Special Report Food Security
How are we attacking on other fronts?
More food security movements at Ohio State
Care corollaryColleen Spees proposes a parallel between disparities in food access and health-care access. An assistant professor in the School of Health and Rehabilitation Sciences and principal investigator for the Food Innovation Center’s Hunger.FOOD.Health initiative, Spees works with food pantries and federally funded health centers in conducting needs and health assessments of pantry clients. She says the results document that the food-insecure population evaluated is in need of mental- and physical-health interventions. “The majority of food pantry clients have undiagnosed and unmanaged health conditions,” Spees says.
Giving students a seat at the table
In fall 2015, all of Ohio State’s first-year students received urban farmer Will Allen’s “The Good Food Revolution” to read as part of First Year Experience, the university’s unity and mutual-learning program. The book and subsequent discussions prompted students to think about nutrition, health, community activism, racial inequality and sustainability. Allen spoke on campus, and some students worked with his nonprofit, Growing Power, which teaches people in need how to sustainably produce protein and vegetables year-round.

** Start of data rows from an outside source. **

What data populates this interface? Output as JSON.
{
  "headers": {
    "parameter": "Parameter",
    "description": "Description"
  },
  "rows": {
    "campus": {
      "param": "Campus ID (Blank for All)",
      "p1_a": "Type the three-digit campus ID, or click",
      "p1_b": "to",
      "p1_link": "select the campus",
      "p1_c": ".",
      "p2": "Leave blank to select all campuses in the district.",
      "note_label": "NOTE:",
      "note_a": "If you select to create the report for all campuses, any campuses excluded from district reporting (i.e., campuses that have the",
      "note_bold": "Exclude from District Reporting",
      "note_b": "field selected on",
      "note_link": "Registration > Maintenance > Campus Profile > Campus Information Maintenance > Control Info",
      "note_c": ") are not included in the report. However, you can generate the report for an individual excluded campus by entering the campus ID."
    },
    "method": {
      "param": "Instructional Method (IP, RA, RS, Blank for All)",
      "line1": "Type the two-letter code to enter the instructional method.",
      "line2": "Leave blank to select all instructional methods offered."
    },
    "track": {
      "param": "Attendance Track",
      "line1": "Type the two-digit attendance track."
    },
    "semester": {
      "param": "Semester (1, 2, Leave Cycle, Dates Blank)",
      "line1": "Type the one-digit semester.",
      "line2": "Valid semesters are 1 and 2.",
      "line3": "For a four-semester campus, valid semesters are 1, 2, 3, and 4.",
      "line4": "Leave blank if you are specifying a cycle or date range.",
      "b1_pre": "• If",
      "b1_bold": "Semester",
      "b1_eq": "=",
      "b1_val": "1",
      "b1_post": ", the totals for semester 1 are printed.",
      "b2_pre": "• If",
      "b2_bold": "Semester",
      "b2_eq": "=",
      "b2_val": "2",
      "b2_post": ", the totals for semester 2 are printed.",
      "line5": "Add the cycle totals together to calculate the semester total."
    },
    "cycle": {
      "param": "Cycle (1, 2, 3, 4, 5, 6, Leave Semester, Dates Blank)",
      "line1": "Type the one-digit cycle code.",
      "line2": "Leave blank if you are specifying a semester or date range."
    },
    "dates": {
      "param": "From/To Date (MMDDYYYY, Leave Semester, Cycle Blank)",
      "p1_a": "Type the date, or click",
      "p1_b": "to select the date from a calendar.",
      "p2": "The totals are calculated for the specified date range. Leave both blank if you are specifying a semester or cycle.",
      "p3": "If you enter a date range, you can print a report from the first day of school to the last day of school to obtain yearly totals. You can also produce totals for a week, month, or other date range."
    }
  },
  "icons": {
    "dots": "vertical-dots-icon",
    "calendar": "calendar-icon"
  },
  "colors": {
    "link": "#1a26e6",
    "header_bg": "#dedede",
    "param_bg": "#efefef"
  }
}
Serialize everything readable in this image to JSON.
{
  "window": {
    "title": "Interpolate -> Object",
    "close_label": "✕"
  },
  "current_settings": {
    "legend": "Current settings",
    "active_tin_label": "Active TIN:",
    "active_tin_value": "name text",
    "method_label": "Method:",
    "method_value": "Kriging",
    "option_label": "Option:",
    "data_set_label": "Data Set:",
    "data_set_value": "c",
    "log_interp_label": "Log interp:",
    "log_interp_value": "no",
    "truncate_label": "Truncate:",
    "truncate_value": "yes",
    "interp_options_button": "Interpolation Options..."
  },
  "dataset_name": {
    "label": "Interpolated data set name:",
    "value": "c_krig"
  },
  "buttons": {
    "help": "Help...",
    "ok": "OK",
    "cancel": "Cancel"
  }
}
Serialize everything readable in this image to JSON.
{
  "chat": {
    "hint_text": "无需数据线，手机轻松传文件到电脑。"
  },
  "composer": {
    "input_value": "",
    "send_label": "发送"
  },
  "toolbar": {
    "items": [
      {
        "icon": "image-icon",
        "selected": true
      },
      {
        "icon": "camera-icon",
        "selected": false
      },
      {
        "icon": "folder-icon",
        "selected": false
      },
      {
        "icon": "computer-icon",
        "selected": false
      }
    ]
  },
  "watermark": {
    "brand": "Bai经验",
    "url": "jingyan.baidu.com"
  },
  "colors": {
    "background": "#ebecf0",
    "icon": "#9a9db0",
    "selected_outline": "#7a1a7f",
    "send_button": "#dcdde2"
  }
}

Survive, adapt, flourish
The Sustainable and Resilient Economy (SRE) program focuses on sustainability and longer-term resilience in food systems by addressing the costs, benefits and risks when there’s a change in technology, policy or the environment. SRE’s proprietary Supply Chain Resilience Assessment and Management tool evaluates the food system at various points — whether at the agricultural, manufacturing or retail level — to identify ways in which each is vulnerable. The goal: develop practical and scalable solutions in the face of disruption.
Renewed land of opportunity
One of Ohio State’s first food-security hires is Erin Lin, who will join the faculty this fall as an assistant professor of political science. Her research involves unexploded ordnance in places such as Cambodia. The bombs are buried in prime farmland, rendering it useless — and sometimes lethal — for agriculture. Lin is studying the resulting political and food-system ramifications.
Photomapping the challenges
Ohio’s Butler County is among the wealthier areas of the state. That’s why Irene Hatsu, visiting assistant professor and Food Innovation Center member, is partnering with county residents on a photomapping project to reveal food insecurity there. Community members are given cameras to capture barriers to nutritious and sufficient food. The education and human ecology professor says the photos reveal obstacles such as grass along a busy highway, which shows the lack of sidewalks that would make walking to the supermarket easier and safer. “Once all the photos are taken, and once it’s something the community isn’t afraid to talk about, we’ll work with them to find solutions,” she says.
The Innovative Agricultural Research Initiative (iAGRI) is a partnership with the U.S. Agency for International Development to boost agricultural productivity and economic growth in Tanzania. Through the university’s Office of International Programs in Agriculture, iAGRI’s research helps increase the harvests of small farmers, gets proven technologies to more people and improves resilience in the face of recurrent crises so that communities can bounce back.
Kareem Usher, assistant professor, Knowlton School of Architecture and member of the Initiative for Food and AgriCultural Transformation (InFACT), researches healthful food accessibility in minority neighborhoods. Traditionally, access is studied in terms of price, proximity and abundance. But Usher says the qualities of acceptability (residents’ perceptions of quality, merchant friendliness and food’s cultural appropriateness), along with accommodation (store hours, area crime and attractiveness of the store), should also be taken into account. He is also working toward more effective local food policies, such as making sure zoning laws allow for more walkable communities.
Through the Garden of Hope on Ohio State’s Waterman Farm, cancer survivors and their caregivers can harvest cancer-fighting vegetables throughout summer. Dietetics and nutrition students are available to answer questions and provide assistance during scheduled picking times. A disproportionate number of survivors are food insecure, often due to the substantial costs associated with treating cancer. The garden is a free and healthful resource designed to prevent recurrence.
Urban farm tour
The Columbus Urban Farm Tour Series is a joint project involving OSU Extension, Franklin County and area farmers. The goal is to demonstrate the benefits of urban farming by offering public tours of small or previously underutilized spaces that have been transformed into resources for sustainable food production. The transformations strengthen and expand local food systems.
Help Ohio State grow healthier communities
Support the Initiative for Food and AgriCultural Transformation team’s collaborative mission to examine and address food security from cultural, political, economic and environmental fronts.
Buckeye Food Alliance pantry
Assist a student-led effort to help current Buckeyes in need.
Food Innovation Center
Help experts from across 15 colleges tackle food and nutrition issues through food mapping, public health policy, obesity prevention and other key initiatives.